===== DATA =====

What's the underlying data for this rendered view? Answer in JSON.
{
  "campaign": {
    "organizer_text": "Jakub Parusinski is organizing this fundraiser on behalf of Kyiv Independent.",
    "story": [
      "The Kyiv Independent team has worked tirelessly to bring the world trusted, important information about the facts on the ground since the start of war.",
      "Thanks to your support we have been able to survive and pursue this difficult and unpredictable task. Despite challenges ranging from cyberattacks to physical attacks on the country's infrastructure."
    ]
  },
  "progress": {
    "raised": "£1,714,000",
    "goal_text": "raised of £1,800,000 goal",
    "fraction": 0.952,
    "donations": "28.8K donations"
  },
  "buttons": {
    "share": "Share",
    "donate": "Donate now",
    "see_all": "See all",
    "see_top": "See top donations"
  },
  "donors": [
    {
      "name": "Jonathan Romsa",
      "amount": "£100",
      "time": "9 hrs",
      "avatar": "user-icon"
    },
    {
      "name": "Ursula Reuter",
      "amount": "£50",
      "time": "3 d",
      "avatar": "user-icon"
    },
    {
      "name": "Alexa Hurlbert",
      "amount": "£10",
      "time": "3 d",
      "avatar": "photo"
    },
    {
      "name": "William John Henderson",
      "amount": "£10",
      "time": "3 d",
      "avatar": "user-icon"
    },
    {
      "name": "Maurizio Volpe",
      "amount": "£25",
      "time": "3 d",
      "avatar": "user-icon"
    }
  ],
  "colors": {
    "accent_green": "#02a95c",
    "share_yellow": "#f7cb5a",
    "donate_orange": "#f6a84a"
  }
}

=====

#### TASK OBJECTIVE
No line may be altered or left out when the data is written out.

#### WORKED SOLUTION
What's the underlying data for this rendered view? Answer in JSON.
{
  "campaign": {
    "organizer_text": "Jakub Parusinski is organizing this fundraiser on behalf of Kyiv Independent.",
    "story": [
      "The Kyiv Independent team has worked tirelessly to bring the world trusted, important information about the facts on the ground since the start of war.",
      "Thanks to your support we have been able to survive and pursue this difficult and unpredictable task. Despite challenges ranging from cyberattacks to physical attacks on the country's infrastructure."
    ]
  },
  "progress": {
    "raised": "£1,714,000",
    "goal_text": "raised of £1,800,000 goal",
    "fraction": 0.952,
    "donations": "28.8K donations"
  },
  "buttons": {
    "share": "Share",
    "donate": "Donate now",
    "see_all": "See all",
    "see_top": "See top donations"
  },
  "donors": [
    {
      "name": "Jonathan Romsa",
      "amount": "£100",
      "time": "9 hrs",
      "avatar": "user-icon"
    },
    {
      "name": "Ursula Reuter",
      "amount": "£50",
      "time": "3 d",
      "avatar": "user-icon"
    },
    {
      "name": "Alexa Hurlbert",
      "amount": "£10",
      "time": "3 d",
      "avatar": "photo"
    },
    {
      "name": "William John Henderson",
      "amount": "£10",
      "time": "3 d",
      "avatar": "user-icon"
    },
    {
      "name": "Maurizio Volpe",
      "amount": "£25",
      "time": "3 d",
      "avatar": "user-icon"
    }
  ],
  "colors": {
    "accent_green": "#02a95c",
    "share_yellow": "#f7cb5a",
    "donate_orange": "#f6a84a"
  }
}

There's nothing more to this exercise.